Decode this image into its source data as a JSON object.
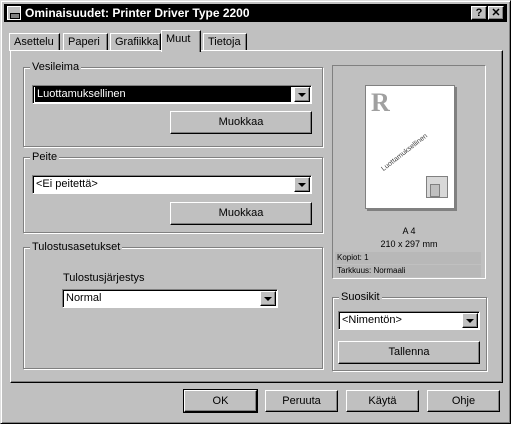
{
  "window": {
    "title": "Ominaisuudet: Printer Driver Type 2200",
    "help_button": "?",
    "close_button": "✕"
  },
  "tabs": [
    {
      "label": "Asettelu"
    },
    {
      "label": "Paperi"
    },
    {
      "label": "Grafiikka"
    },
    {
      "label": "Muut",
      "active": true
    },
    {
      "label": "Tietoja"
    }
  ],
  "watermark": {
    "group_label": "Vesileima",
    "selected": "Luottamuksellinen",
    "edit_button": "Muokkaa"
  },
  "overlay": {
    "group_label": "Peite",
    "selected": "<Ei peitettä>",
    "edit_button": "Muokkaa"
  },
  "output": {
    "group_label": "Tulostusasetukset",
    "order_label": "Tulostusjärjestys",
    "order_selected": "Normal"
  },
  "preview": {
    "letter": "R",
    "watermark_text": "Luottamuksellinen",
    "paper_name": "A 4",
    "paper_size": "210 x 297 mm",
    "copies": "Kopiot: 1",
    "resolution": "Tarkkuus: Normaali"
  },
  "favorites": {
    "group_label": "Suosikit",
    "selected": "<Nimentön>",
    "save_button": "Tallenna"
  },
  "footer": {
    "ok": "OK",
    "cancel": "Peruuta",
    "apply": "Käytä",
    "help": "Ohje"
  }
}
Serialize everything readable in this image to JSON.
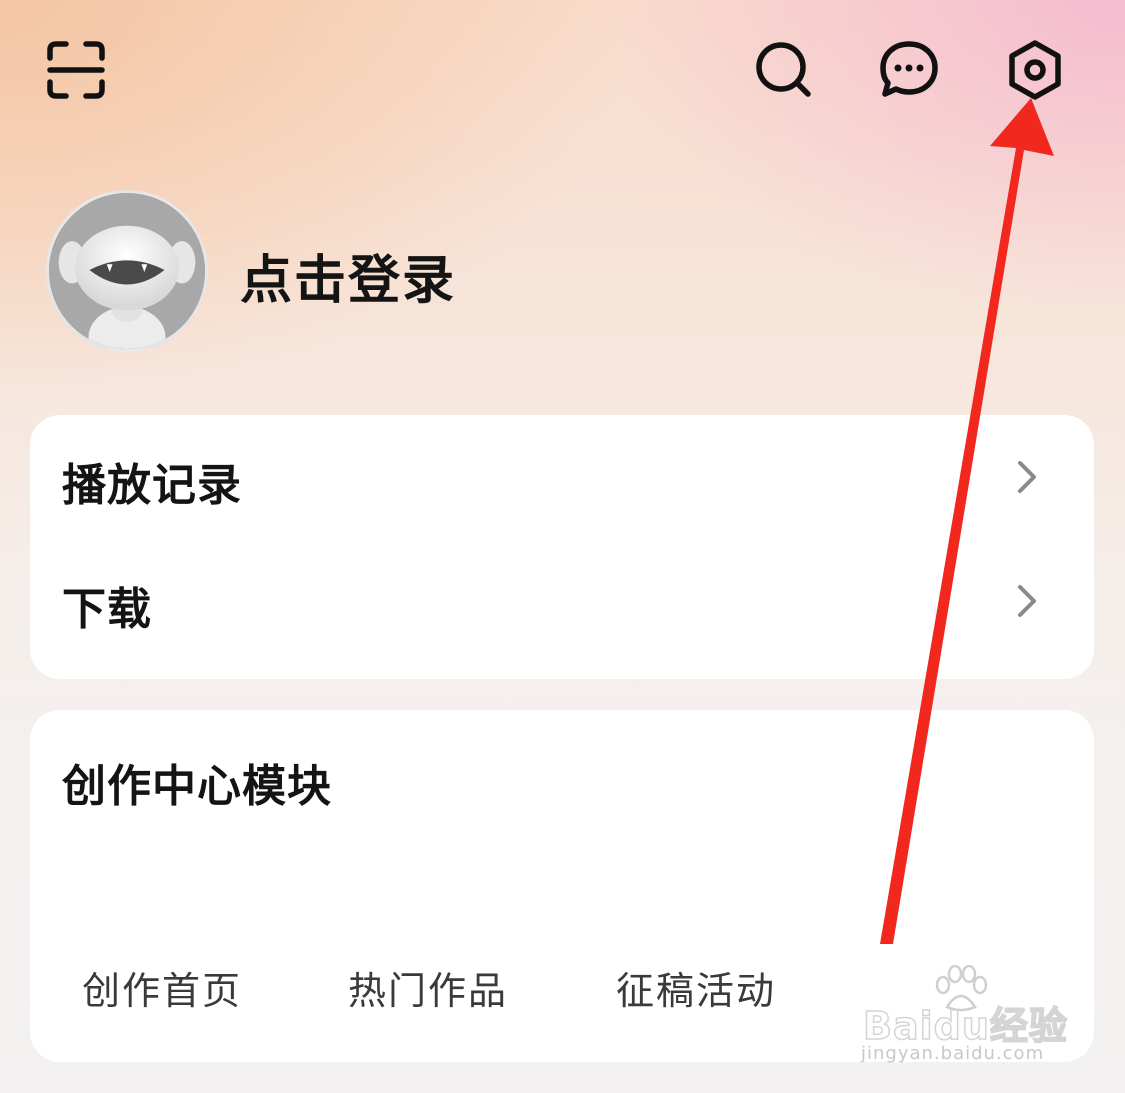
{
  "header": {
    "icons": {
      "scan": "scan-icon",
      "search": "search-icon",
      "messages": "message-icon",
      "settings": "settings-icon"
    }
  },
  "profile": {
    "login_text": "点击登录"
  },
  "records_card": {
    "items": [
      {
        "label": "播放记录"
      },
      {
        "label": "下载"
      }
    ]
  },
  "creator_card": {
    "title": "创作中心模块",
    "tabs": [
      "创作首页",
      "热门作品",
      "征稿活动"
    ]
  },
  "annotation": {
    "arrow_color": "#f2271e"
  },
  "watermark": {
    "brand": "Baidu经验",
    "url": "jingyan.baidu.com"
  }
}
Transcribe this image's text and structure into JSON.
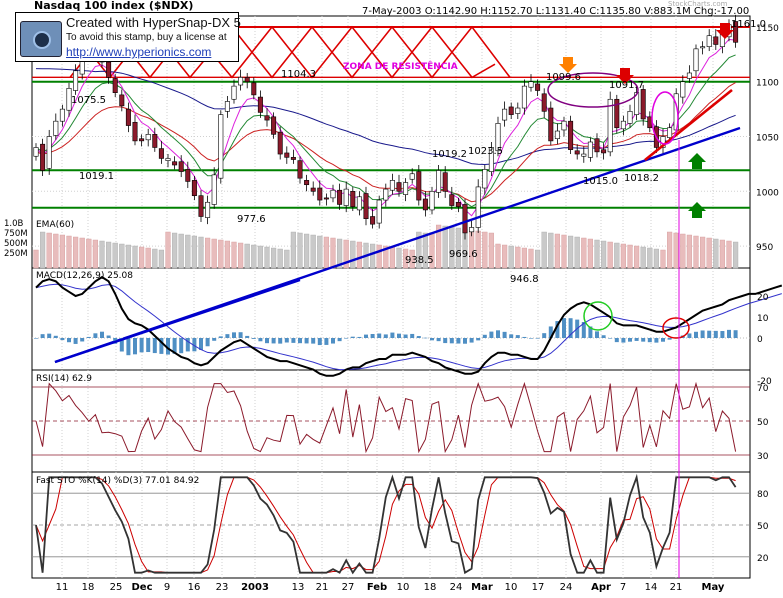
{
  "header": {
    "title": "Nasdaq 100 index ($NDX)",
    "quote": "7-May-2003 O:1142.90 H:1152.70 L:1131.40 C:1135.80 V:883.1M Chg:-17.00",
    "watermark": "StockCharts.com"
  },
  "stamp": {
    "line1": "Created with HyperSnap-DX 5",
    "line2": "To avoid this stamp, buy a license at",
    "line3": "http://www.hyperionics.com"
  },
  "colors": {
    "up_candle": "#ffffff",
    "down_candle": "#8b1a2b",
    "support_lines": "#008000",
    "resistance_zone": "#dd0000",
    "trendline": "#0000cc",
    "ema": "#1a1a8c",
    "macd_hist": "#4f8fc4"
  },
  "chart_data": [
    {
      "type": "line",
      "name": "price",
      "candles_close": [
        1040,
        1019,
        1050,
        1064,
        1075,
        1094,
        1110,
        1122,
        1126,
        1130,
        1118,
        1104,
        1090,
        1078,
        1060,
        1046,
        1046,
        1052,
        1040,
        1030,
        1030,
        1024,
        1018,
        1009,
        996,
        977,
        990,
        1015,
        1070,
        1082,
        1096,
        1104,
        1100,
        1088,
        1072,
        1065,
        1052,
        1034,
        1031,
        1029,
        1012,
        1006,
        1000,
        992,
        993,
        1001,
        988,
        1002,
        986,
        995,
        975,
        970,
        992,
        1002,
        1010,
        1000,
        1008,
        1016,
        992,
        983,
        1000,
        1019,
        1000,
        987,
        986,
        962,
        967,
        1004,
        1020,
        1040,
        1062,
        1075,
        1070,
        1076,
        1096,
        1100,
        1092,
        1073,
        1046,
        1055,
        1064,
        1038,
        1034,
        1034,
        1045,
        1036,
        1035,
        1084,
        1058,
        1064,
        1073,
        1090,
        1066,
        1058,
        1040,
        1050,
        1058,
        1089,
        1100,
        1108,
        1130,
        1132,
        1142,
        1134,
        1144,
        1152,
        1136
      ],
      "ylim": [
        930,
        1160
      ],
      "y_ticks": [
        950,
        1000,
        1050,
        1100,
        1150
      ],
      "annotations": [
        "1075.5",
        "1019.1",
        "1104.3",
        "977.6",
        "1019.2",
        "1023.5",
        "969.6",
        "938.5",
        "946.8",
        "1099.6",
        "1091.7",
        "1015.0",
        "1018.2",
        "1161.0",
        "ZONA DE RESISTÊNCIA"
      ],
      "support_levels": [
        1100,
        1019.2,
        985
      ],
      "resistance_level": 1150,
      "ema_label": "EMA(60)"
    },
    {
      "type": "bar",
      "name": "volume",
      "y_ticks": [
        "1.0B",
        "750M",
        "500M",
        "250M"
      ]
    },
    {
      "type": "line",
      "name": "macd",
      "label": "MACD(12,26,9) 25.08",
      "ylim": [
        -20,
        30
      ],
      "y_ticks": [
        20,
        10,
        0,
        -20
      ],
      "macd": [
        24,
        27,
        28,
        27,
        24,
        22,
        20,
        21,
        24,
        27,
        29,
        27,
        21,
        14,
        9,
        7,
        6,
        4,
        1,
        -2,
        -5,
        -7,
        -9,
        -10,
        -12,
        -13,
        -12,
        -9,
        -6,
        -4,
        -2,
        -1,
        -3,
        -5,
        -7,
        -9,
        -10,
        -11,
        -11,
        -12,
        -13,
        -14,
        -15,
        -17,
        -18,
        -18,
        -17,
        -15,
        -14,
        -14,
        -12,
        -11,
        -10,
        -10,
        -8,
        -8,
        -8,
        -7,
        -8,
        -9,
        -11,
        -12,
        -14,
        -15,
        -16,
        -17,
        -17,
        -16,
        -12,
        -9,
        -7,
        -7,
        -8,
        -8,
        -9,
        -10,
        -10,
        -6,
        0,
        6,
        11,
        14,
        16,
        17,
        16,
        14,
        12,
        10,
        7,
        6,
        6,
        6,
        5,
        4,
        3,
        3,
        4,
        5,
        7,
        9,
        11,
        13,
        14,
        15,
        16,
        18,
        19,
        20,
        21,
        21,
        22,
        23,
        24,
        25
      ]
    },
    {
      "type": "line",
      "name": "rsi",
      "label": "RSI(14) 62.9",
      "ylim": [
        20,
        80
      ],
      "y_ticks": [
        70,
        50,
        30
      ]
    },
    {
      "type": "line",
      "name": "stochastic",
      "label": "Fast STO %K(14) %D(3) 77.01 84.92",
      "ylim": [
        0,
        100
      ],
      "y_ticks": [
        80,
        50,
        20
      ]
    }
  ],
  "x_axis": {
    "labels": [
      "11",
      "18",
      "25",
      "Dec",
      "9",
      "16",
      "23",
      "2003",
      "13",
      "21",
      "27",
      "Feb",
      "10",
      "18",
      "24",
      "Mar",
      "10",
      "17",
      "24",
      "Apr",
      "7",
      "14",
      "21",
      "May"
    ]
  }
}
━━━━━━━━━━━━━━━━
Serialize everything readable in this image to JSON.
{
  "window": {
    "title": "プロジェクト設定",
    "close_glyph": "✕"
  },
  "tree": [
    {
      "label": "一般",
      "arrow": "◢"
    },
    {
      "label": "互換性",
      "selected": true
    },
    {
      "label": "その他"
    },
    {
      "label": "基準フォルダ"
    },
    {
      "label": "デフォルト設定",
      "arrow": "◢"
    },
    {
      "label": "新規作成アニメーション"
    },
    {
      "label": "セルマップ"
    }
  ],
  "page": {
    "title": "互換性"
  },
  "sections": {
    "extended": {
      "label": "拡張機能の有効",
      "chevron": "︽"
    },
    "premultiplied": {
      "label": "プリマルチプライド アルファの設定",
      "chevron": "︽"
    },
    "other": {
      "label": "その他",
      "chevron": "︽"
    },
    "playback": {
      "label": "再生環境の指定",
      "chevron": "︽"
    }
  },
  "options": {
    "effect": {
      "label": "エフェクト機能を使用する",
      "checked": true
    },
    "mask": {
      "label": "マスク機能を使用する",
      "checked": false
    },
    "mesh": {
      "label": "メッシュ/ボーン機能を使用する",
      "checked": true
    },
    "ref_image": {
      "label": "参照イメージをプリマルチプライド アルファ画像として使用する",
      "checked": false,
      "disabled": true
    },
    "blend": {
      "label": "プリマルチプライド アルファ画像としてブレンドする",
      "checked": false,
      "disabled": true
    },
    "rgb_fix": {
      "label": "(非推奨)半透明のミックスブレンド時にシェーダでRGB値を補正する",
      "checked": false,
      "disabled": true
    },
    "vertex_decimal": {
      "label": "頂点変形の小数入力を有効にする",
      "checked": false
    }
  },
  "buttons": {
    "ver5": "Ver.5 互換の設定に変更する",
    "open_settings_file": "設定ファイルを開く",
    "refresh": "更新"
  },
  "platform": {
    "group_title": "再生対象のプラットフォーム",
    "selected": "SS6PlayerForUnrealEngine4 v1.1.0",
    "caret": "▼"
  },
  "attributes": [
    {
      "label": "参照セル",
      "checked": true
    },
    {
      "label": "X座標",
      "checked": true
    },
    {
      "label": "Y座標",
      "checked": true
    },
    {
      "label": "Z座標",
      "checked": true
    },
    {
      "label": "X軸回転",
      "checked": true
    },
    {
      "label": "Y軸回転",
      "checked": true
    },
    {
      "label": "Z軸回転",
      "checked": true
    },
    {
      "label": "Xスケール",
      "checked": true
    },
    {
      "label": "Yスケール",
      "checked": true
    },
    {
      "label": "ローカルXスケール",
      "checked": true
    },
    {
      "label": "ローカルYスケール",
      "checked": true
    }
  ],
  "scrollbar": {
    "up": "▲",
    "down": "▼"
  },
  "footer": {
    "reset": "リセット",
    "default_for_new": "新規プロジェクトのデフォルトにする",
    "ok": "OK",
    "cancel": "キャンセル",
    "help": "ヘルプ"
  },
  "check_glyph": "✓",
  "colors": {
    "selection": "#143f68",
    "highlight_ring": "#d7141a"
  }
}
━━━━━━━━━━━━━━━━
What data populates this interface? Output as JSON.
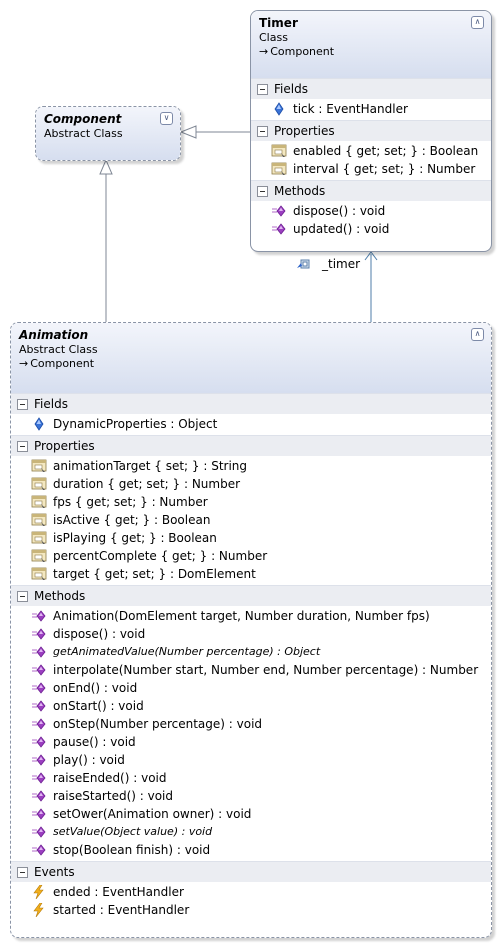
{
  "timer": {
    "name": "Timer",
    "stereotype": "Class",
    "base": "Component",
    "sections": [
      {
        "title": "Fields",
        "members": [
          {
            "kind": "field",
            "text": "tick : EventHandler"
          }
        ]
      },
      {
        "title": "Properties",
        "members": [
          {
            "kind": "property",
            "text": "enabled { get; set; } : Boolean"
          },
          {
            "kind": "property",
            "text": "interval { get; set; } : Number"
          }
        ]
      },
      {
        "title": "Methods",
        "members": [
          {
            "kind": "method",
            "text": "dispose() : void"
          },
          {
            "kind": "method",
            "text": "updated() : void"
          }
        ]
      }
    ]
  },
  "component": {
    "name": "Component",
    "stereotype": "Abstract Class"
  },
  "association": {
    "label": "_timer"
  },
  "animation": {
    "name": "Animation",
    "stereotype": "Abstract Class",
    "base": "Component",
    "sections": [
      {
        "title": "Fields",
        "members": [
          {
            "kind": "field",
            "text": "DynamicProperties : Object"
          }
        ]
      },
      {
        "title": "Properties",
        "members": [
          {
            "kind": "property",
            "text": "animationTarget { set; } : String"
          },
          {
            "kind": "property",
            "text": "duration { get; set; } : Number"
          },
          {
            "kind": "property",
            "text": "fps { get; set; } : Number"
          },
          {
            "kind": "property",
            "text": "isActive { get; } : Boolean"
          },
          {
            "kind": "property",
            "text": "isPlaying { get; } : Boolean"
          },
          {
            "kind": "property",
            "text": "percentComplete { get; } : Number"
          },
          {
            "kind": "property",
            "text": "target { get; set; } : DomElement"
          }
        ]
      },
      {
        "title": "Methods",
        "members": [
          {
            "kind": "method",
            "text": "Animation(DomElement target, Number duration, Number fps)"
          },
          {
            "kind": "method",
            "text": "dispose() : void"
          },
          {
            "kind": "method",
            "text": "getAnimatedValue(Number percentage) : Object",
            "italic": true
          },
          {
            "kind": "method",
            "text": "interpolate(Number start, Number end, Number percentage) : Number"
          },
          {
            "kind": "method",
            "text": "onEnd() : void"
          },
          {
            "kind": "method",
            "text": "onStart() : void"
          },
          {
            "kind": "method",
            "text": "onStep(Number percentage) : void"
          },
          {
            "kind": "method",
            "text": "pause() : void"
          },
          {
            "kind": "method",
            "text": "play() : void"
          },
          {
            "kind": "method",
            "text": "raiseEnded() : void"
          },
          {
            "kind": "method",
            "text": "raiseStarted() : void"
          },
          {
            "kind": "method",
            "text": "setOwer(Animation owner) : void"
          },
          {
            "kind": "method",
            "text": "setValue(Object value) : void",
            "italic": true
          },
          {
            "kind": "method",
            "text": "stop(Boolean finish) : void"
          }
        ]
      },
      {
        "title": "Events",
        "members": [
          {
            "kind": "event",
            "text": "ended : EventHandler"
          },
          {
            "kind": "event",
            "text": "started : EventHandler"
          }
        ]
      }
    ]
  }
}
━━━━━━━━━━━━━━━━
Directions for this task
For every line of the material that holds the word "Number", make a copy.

Expected answer
            "text": "interval { get; set; } : Number"
            "text": "duration { get; set; } : Number"
            "text": "fps { get; set; } : Number"
            "text": "percentComplete { get; } : Number"
            "text": "Animation(DomElement target, Number duration, Number fps)"
            "text": "getAnimatedValue(Number percentage) : Object",
            "text": "interpolate(Number start, Number end, Number percentage) : Number"
            "text": "onStep(Number percentage) : void"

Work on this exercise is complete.